▸ **YOUR TASK**
Each line in the entries below that holds the word "circle" belongs in the answer.

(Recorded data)
------------------------

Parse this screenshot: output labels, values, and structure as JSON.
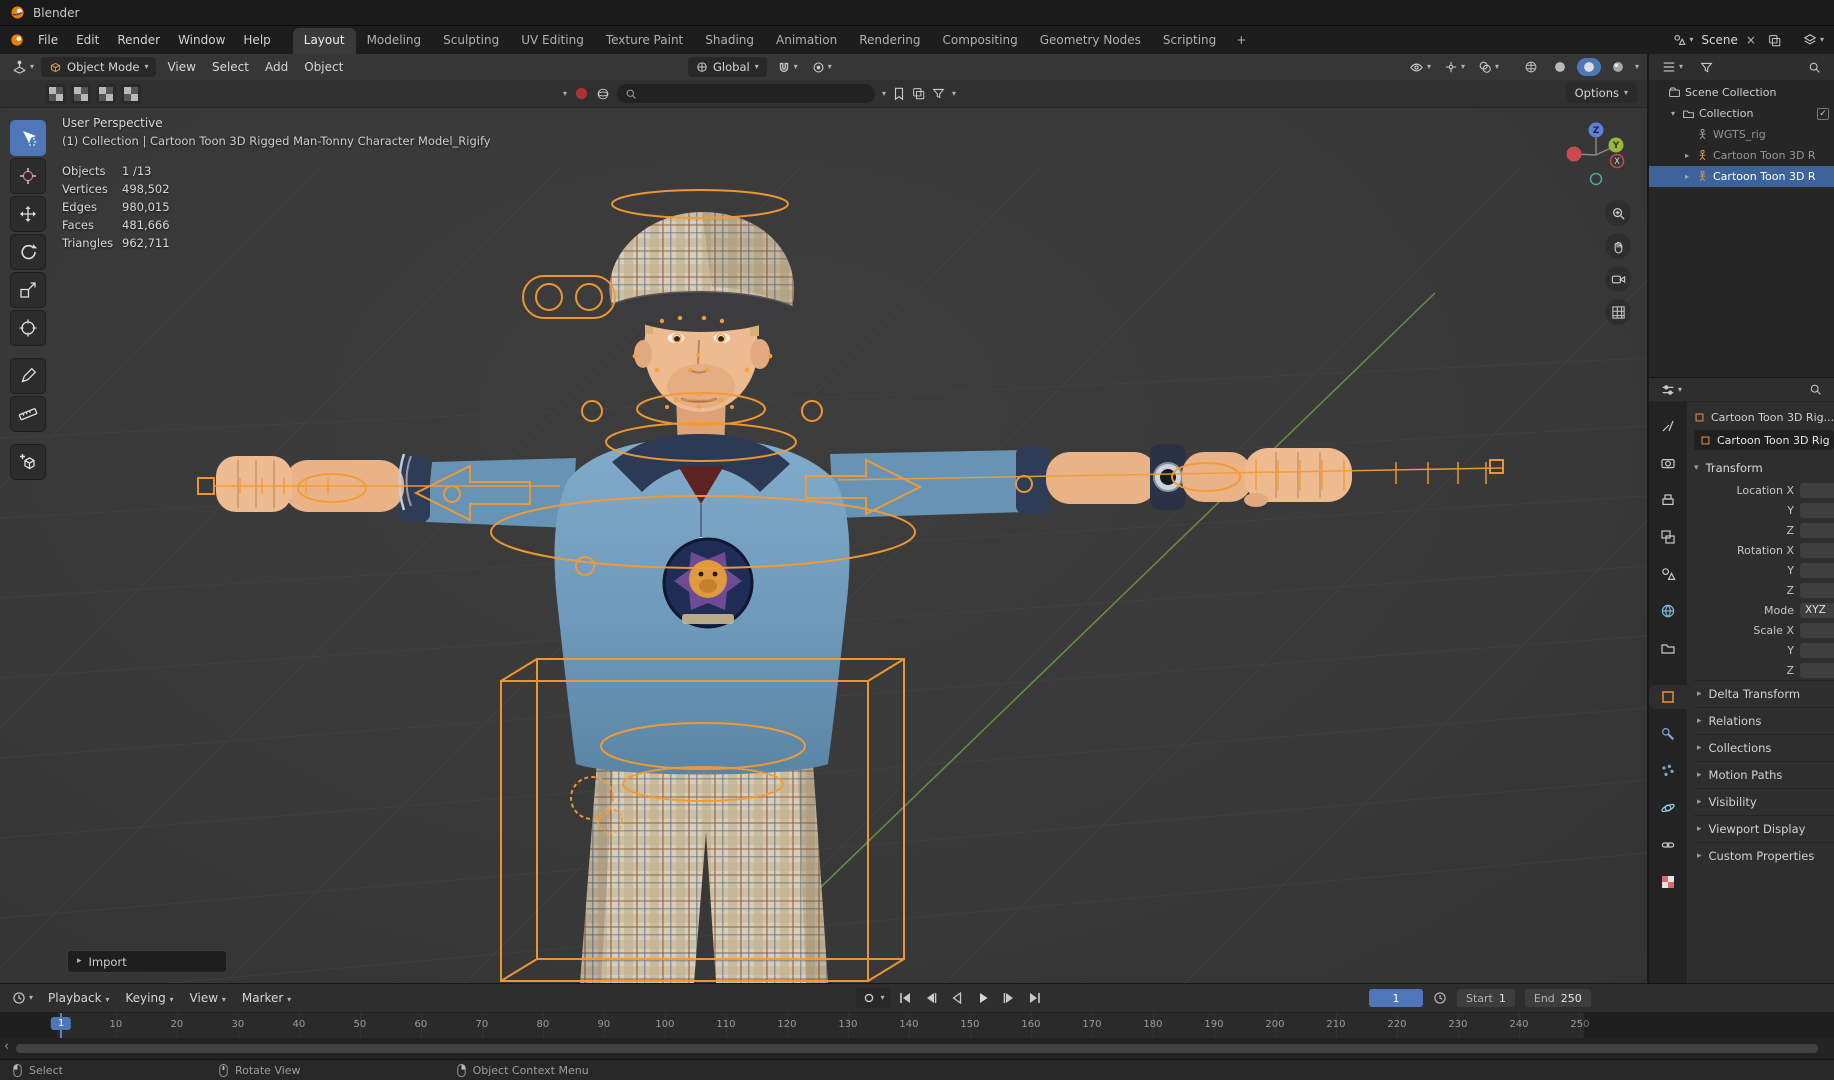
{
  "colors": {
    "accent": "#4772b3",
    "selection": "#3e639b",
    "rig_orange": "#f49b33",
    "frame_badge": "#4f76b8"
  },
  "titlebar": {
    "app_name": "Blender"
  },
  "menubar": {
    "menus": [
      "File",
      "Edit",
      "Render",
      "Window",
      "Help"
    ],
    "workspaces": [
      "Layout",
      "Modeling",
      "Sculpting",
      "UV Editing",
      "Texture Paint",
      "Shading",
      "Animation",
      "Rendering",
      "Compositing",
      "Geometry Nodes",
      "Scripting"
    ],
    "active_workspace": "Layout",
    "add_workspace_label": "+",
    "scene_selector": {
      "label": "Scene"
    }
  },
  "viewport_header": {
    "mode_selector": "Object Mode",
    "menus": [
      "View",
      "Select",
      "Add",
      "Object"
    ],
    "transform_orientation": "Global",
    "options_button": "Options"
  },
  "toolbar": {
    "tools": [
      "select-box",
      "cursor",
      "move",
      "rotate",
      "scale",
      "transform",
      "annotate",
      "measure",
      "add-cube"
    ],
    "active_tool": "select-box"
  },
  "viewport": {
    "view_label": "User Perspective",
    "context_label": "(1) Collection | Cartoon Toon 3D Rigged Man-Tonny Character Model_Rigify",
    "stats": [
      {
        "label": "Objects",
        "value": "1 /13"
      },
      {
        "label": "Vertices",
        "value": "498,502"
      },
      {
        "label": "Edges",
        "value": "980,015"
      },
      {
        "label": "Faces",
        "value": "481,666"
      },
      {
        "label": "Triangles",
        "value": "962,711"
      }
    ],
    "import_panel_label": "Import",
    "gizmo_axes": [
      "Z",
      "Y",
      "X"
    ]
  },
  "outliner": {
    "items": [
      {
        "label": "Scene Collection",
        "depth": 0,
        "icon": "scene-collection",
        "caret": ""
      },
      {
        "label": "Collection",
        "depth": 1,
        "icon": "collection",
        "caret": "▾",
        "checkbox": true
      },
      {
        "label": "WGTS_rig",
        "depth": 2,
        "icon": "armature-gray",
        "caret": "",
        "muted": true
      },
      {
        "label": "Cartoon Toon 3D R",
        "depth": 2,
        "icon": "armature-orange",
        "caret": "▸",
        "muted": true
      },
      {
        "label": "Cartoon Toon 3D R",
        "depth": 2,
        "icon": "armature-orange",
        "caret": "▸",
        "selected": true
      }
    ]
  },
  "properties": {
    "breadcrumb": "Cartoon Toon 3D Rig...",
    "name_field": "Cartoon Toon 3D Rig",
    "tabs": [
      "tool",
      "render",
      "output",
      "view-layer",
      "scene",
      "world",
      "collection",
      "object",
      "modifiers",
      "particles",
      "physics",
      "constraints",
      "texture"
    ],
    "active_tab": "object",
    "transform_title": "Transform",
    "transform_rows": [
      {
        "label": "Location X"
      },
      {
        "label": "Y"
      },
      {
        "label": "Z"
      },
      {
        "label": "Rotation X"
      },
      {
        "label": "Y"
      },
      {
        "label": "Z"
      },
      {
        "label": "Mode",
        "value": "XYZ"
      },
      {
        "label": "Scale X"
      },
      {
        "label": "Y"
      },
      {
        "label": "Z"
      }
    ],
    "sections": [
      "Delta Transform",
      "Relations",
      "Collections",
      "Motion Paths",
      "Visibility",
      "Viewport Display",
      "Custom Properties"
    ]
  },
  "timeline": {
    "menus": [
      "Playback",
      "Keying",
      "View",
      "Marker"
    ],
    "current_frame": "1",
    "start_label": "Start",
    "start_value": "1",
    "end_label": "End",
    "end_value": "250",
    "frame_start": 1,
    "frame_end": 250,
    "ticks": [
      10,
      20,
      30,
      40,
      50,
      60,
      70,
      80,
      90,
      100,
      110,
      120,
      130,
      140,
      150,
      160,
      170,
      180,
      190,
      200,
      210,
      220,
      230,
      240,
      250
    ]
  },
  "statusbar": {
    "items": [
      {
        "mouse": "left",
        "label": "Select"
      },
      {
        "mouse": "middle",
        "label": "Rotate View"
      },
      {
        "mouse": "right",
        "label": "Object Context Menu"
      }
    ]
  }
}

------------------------

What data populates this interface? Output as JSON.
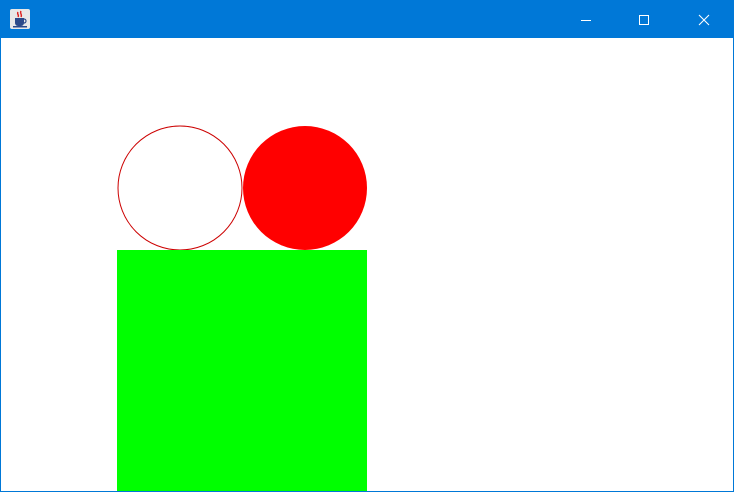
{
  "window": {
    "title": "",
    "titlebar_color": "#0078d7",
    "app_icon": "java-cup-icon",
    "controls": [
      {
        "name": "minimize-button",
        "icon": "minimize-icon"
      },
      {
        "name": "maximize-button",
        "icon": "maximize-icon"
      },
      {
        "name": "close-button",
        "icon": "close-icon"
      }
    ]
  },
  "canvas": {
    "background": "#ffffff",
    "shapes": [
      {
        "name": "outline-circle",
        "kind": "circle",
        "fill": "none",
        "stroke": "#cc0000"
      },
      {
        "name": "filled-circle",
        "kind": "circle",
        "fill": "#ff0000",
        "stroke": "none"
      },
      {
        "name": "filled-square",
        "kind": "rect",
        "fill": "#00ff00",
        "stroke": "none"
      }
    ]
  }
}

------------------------

▸ **RESULT OF THE EXERCISE**
        "name": "outline-circle",
        "kind": "circle",
        "name": "filled-circle",
        "kind": "circle",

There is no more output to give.